"He's a character," said chief executive Mark Newton. "And inevitably there are difficult issues to deal with."
One player who escaped criticism was Ben Smith who kept his side in it by staying 146 balls to hit 93. And it was only when he misjudged a sweep and was bowled by
Monty Panesar to be ninth out on 211 that Worcestershire's defeat became a certainty.
Earlier, Northants skipper David Sales had gone on to reach 190 as the visitors
added a further 87 runs for the final four wickets.
The only source of encouragement to the home side was that Gareth Batty and Zander De Bruyn got through their overs quickly enough to lessen the penalty they knew they had coming their way.

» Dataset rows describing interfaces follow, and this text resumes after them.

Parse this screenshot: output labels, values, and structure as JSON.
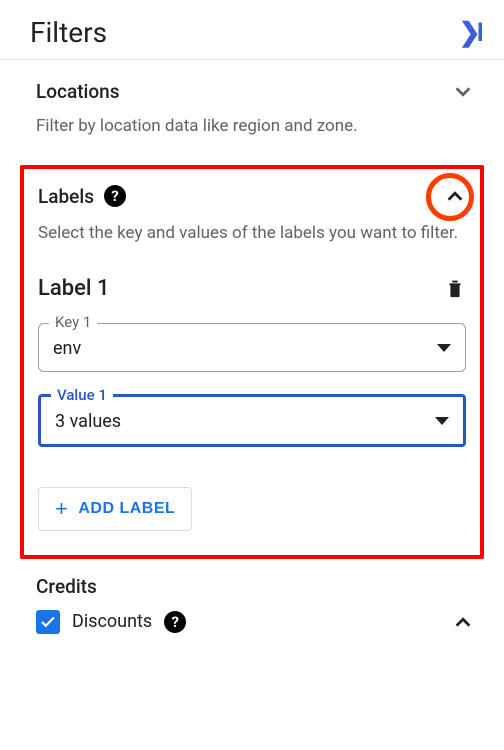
{
  "header": {
    "title": "Filters"
  },
  "locations": {
    "title": "Locations",
    "subtitle": "Filter by location data like region and zone."
  },
  "labels": {
    "title": "Labels",
    "subtitle": "Select the key and values of the labels you want to filter.",
    "label1": {
      "title": "Label 1",
      "keyLabel": "Key 1",
      "keyValue": "env",
      "valueLabel": "Value 1",
      "valueText": "3 values"
    },
    "addButton": "ADD LABEL"
  },
  "credits": {
    "title": "Credits",
    "discounts": "Discounts"
  }
}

Instead of the four-point deduction Worcester were in line for at one point on Friday evening, when Shoaib was on a go-slow, they had got it back to a one-point penalty by the end of the game. It was their third deduction of the season, and their second in as many games.
Having been set 360 to win, things looked bleak when they not only lost Hick to a third successive duck, but leading run scorer Stephen Moore.
Then came the blow to Solanki. But, despite a brave effort by the skipper to support Smith in a stand of 69 and a further 71 put on with De Bruyn, the writing was already on the wall.
From 154 to three, following the loss of De Bruyn, the Worcestershire tail folded for the second time in a fortnight to the spin of Panesar - a cause for concern.
The only question now is whether the wheels can be put back on in time to rescue a once promising season.